“I represent the things you want but cannot say,
the ideology of why the hell not; socialism redux,
neither new nor old, not clean or compromised
but human to its heart, and that could be enough.”
Of course, in 1972, the human heart was not enough. Will it ever be enough? A heart needs a voice, as illustrated in Nicholas Murray’s “J. C.”:
“Corbyn’s no knight in shining vest,
or bright Messiah from the West
but someone who has found a way to voice
a fractured country’s need for choice,
to say we’ll make another kind of noise:
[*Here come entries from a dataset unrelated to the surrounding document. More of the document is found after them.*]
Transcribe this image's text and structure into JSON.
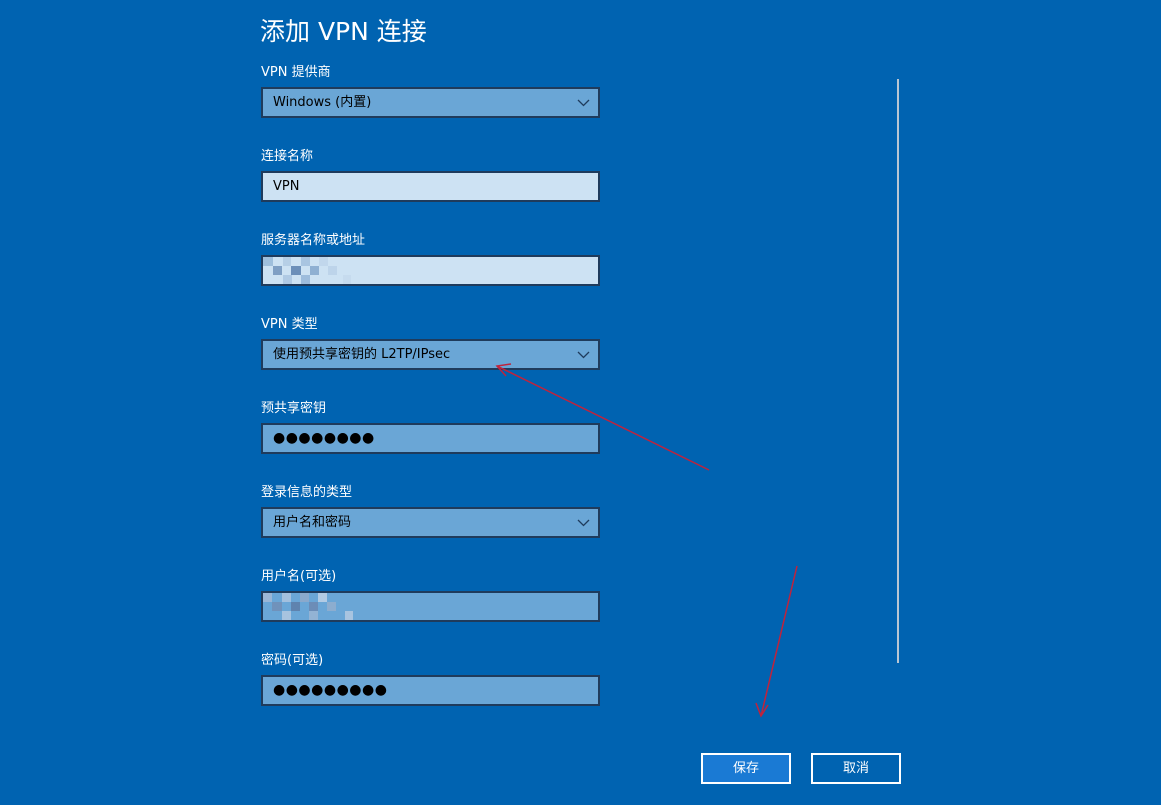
{
  "window": {
    "title": "添加 VPN 连接"
  },
  "form": {
    "provider": {
      "label": "VPN 提供商",
      "value": "Windows (内置)"
    },
    "connection_name": {
      "label": "连接名称",
      "value": "VPN"
    },
    "server": {
      "label": "服务器名称或地址",
      "value": ""
    },
    "vpn_type": {
      "label": "VPN 类型",
      "value": "使用预共享密钥的 L2TP/IPsec"
    },
    "preshared_key": {
      "label": "预共享密钥",
      "value": "●●●●●●●●"
    },
    "signin_type": {
      "label": "登录信息的类型",
      "value": "用户名和密码"
    },
    "username": {
      "label": "用户名(可选)",
      "value": ""
    },
    "password": {
      "label": "密码(可选)",
      "value": "●●●●●●●●●"
    }
  },
  "buttons": {
    "save": "保存",
    "cancel": "取消"
  },
  "colors": {
    "background": "#0063b1",
    "field_mid": "#6aa6d6",
    "field_light": "#cde2f3",
    "annotation_arrow": "#c0233c"
  }
}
That “No way!” is a call for solidarity, expanded upon in Erik Kennedy’s (long-titled) “Growing Fears That the Leadership Contest Has Been Hijacked by Far-Left Infiltrators”:
“and if in your entire life
no-one to identify with
who wasn’t first and last
a danger to the good
through well-meaning compromise,
if you can agree to this,
resignedly but definitely,
you might be a socialist.”
The austerity buzzword is taken down by Becky Cherriman’s “Austerity”:
“Hear it scutter
along the guttering of offices
in the bins behind Waitrose,
the thorned bushes at the playground’s edge –
a language devised by the high-born
to parch the lips of those with less.”
In place of austerity, Josephine Corcoran suggests a “Coat” of hope:
“A woman filled with the gladness of living
refused to be suspicious of hope….
Deep inside the coat,
the woman held on to the goodness of people.”
And of opposing viewpoints, the kind that lead to divorce? From Erin Belieu’s “Poem of Philosophical and Parental Conundrums Written in An Election Year”:
“And that’s what you call the realpolitik in action
when it comes to divorce, wherein the rubber hits
the ‘blended’ family’s road. But since I’m not…
…and I’m thinking
maybe I got it right this time…
…the obstinate and beautiful mystery
that every soul ends up being to every other.”
The poems in “Poets for Corbyn” are unified by their call for solidarity in support of a purposeful cause. For that call to be successful, the politics must not be subsumed by the poetics. There is tension here, no doubt. Woody’s machined message was made to defy backstabbing political machinations. At the same time, real machines made real weapons used in a real war, and a military industrial complex prevailed. But Woody knew that, even as Marcus does. “What did you learn in school today?” Tom Paxton sang.
Over at Berfrois, readers may download for free an electronic copy of “Poets for Corbyn.” There are several covers readers may choose from; I liked the one with the blue bicycle.
“Poets for Corbyn”, edited by Russell Bennetts, Pendant Publishing, London, UK, 2015. ISBN 978-09928034-5-2. V2.0. 34 pages, with poems by Tom Pickard, Michael Rosen, Pascale Petit, Ian Birchall, Michael Schmidt, Marion McCready, Nick Telfer, Rory Waterman, Helen Ivory, Iain Galbraith, Andy Jackson, Nicholas Murray, Alec Finlay, Erik Kennedy, Ian Pindar, Becky Cherriman, Josephine Corcoran, Natalie Chin, Ernest Schonfield, and Erin Belieu. Covers by Evan Johnston @evn_johnston.